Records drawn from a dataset
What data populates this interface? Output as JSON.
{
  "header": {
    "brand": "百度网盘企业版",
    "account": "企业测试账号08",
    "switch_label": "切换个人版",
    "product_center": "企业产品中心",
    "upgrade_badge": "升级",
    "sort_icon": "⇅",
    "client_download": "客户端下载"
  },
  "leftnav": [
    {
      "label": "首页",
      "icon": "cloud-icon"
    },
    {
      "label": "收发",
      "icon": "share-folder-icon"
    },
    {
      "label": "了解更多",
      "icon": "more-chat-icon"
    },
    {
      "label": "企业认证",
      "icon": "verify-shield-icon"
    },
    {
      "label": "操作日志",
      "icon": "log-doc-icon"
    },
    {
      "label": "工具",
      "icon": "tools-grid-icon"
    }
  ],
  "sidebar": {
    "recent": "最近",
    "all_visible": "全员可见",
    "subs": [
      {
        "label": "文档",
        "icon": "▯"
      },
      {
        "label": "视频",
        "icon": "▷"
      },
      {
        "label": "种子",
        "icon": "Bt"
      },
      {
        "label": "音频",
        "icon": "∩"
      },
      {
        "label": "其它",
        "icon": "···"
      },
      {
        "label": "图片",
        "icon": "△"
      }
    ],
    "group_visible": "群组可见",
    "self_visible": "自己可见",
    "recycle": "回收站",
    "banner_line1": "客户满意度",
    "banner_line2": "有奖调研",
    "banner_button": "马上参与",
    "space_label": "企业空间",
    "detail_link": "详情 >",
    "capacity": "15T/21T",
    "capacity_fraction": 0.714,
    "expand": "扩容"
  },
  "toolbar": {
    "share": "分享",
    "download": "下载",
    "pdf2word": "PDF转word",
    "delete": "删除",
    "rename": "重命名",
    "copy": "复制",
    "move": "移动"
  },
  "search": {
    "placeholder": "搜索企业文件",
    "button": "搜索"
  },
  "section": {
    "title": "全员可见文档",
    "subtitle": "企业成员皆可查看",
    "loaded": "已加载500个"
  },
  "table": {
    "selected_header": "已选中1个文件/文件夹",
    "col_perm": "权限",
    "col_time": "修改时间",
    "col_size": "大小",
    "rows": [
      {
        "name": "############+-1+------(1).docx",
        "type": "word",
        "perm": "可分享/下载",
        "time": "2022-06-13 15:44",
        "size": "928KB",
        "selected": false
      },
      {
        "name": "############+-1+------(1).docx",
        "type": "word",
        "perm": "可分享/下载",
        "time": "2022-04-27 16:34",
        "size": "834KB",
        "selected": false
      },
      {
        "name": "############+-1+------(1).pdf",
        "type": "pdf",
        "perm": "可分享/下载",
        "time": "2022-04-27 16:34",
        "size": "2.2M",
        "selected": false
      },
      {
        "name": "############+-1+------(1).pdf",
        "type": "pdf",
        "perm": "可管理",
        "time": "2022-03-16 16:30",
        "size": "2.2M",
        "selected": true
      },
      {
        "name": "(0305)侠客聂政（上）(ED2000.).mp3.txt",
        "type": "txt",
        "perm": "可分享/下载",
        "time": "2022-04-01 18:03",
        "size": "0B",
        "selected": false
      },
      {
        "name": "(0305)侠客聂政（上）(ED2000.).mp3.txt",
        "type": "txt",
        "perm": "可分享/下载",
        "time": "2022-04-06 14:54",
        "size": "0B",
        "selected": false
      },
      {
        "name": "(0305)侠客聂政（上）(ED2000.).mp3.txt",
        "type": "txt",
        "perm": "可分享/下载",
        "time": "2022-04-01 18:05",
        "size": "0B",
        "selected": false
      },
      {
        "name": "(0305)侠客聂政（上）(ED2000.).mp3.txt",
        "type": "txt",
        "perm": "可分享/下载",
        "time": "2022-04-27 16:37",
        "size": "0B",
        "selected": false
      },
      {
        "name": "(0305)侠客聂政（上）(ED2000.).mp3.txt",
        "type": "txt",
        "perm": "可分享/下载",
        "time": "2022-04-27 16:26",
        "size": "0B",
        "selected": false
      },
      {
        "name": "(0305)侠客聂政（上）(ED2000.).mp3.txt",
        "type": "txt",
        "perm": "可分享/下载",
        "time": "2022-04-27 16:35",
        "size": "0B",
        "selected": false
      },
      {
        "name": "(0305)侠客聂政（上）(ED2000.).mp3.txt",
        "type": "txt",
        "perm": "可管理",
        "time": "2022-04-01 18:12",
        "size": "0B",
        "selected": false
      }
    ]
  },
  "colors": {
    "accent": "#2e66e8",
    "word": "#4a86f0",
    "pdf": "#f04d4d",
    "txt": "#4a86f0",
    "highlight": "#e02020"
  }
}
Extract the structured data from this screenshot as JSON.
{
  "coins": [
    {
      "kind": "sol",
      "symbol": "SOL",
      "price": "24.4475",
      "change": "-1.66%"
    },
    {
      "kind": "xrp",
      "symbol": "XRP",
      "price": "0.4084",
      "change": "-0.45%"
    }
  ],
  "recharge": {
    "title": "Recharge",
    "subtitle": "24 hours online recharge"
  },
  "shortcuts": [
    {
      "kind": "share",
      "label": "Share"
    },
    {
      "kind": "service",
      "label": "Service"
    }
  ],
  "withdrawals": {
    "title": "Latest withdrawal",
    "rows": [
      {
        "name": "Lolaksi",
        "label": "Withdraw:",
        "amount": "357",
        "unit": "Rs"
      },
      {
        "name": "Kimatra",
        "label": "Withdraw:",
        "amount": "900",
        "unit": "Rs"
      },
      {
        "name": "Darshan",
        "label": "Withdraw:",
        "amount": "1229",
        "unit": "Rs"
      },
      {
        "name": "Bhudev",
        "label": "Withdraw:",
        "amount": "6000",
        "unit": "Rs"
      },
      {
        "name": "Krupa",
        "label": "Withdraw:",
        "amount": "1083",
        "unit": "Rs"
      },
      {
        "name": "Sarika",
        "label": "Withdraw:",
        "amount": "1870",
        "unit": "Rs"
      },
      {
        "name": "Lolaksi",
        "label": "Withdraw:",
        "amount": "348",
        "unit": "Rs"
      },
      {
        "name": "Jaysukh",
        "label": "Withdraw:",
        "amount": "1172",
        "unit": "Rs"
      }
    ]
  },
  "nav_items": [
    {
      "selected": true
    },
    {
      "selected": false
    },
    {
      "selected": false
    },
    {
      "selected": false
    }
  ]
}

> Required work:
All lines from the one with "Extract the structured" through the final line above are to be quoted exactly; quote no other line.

> Task response:
Extract the structured data from this screenshot as JSON.
{
  "coins": [
    {
      "kind": "sol",
      "symbol": "SOL",
      "price": "24.4475",
      "change": "-1.66%"
    },
    {
      "kind": "xrp",
      "symbol": "XRP",
      "price": "0.4084",
      "change": "-0.45%"
    }
  ],
  "recharge": {
    "title": "Recharge",
    "subtitle": "24 hours online recharge"
  },
  "shortcuts": [
    {
      "kind": "share",
      "label": "Share"
    },
    {
      "kind": "service",
      "label": "Service"
    }
  ],
  "withdrawals": {
    "title": "Latest withdrawal",
    "rows": [
      {
        "name": "Lolaksi",
        "label": "Withdraw:",
        "amount": "357",
        "unit": "Rs"
      },
      {
        "name": "Kimatra",
        "label": "Withdraw:",
        "amount": "900",
        "unit": "Rs"
      },
      {
        "name": "Darshan",
        "label": "Withdraw:",
        "amount": "1229",
        "unit": "Rs"
      },
      {
        "name": "Bhudev",
        "label": "Withdraw:",
        "amount": "6000",
        "unit": "Rs"
      },
      {
        "name": "Krupa",
        "label": "Withdraw:",
        "amount": "1083",
        "unit": "Rs"
      },
      {
        "name": "Sarika",
        "label": "Withdraw:",
        "amount": "1870",
        "unit": "Rs"
      },
      {
        "name": "Lolaksi",
        "label": "Withdraw:",
        "amount": "348",
        "unit": "Rs"
      },
      {
        "name": "Jaysukh",
        "label": "Withdraw:",
        "amount": "1172",
        "unit": "Rs"
      }
    ]
  },
  "nav_items": [
    {
      "selected": true
    },
    {
      "selected": false
    },
    {
      "selected": false
    },
    {
      "selected": false
    }
  ]
}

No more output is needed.